First of all, I would like to sincerely thank the Italian OSCE Chairmanship for its hospitality in Milan and its highly professional steering of the Organization.

Unfortunately, over the past year, we have moved further away from the guidelines set by the Helsinki Final Act and the Charter of Paris for a New Europe. 

We have not settled conflicts in the OSCE area.

We have not defused tensions. 

We have not created an atmosphere of mutual understanding and trust.

Just the opposite!

The OSCE remains hostage to geopolitics. The military capabilities and presence at each other’s borders continue to dangerously build up. Domestic political and even personal interests dominate over the interests of common security. The paradigm of conflict dominates over that of security community. We should stop thinking of new military bases, pumping our region with lethal weapons. It does not contribute to security for all. 

We should not be fatalists when it comes to resolving conflicts leading to human loss. In situations when a single spark can light a big fire. 

We cannot afford the luxury of “strategic patience” and idle contemplation when it comes to fostering an open, inclusive and mutually respectful dialogue which has no alternative. Thus, the crucial ingredients for appeasing tensions remain constructive political will and respect for international law.

This is exactly what the President of Belarus spoke about at the Munich Security Conference Core Group meeting last October in Minsk, reminding of his idea to launch “a new Helsinki process”. We do not propose to revisit the existing security architecture in Europe. Everything that has been done should be preserved and, where it is necessary, updated in the light of new challenges, obvious tendency of escalation of tensions, new arms race. 

The question number one on the agenda is not to redefine spheres of influence, but to identify and reconcile interests and strategic vulnerabilities. 

We urgently need to look for opportunities to work through the basics of this process, even if we should start at an expert level and then involve the main stakeholders.

Rediscovering the spirit and the essence of the Helsinki process adapted to new realities could become the major political project of a unifying nature for the whole continent.

The settlement of the Ukrainian conflict is a core issue of the European security. Some people say even that Donbass is an issue of political order in Europe. Unfortunately, the recent developments are of a serious concern.

With the incident in the Kerch Strait, we have come closer to an extremely dangerous line – that of a full-scale conflict. It is a ‘red line’. Behind it is the ‘point of no return’. We know too well from the history that similar incidents led to world wars in the past.

Belarus will continue to exert maximum efforts to help resolve this crisis, including through supporting the work of the Trilateral Contact Group in Minsk.
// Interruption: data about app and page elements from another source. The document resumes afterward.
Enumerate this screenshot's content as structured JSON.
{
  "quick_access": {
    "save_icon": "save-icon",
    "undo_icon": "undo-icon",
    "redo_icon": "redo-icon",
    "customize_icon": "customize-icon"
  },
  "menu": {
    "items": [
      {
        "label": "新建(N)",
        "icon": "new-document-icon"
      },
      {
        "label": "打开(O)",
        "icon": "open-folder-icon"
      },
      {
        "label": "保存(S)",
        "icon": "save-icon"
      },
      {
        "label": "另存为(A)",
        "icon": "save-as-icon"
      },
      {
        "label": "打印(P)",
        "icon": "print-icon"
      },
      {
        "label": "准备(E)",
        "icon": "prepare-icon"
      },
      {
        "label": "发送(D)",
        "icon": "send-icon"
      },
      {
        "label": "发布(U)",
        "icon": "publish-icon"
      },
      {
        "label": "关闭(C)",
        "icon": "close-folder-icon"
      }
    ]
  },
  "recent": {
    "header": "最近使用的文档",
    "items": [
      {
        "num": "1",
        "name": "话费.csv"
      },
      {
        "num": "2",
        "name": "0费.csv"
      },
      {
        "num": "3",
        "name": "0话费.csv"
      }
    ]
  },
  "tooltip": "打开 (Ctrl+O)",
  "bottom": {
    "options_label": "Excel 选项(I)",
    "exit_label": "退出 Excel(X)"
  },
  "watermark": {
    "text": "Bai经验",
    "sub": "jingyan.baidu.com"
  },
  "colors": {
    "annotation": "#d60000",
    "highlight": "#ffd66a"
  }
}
We stand ready to constructively engage in any serious scenarios to resolve this conflict.

In the political military field, we support stock-taking of main intergovernmental controversies, identifying areas and points of tension leading to open military clashes, enhancing military transparency through establishing a system of signaling to each other on potential threats of conflict, restoring official and non-official channels of communication between the military, exchanging experience of regional and local confidence and security building measures among others. Belarus stands ready to further engage in good faith in this process with a view to reducing the threats of military confrontation, creating conditions for restoring trust in the European continent.

This is best response, in our view, to the so called ‘security dilemma’ in the OSCE area, when actions of some participating States aimed at ensuring their own security, lead in reality to the deterioration of security for all.

The Organization should redouble its efforts to counter common threats and challenges. I emphasize: common threats. 

Despite the critical situation and escalation of tensions in the OSCE area and the fact that attempts to restore dialogue have not been successful so far, Belarus firmly believes that the Organization should continue to focus on key issues that have a clear unifying component.

Being guided by this logic, we hosted together with the OSCE Secretariat the high level conference on “Preventing and Countering Terrorism in the Digital Age” last October in Minsk. We intend to further build on the topics of terrorism and antisemitism, including within the framework of the joint agenda of the OSCE and the UN.

We recognize a real practical value in fostering connectivity, including by promoting dialogue of various integration processes in the OSCE area. A strong economic multilateralism would also help decrease interest to inflaming conflicts.

Belarus remains committed to supporting any constructive ideas and efforts within the OSCE framework aimed at identifying common denominators across all three dimensions of security in order to ensure peace and prosperity in the OSCE area.

Thank you for your attention.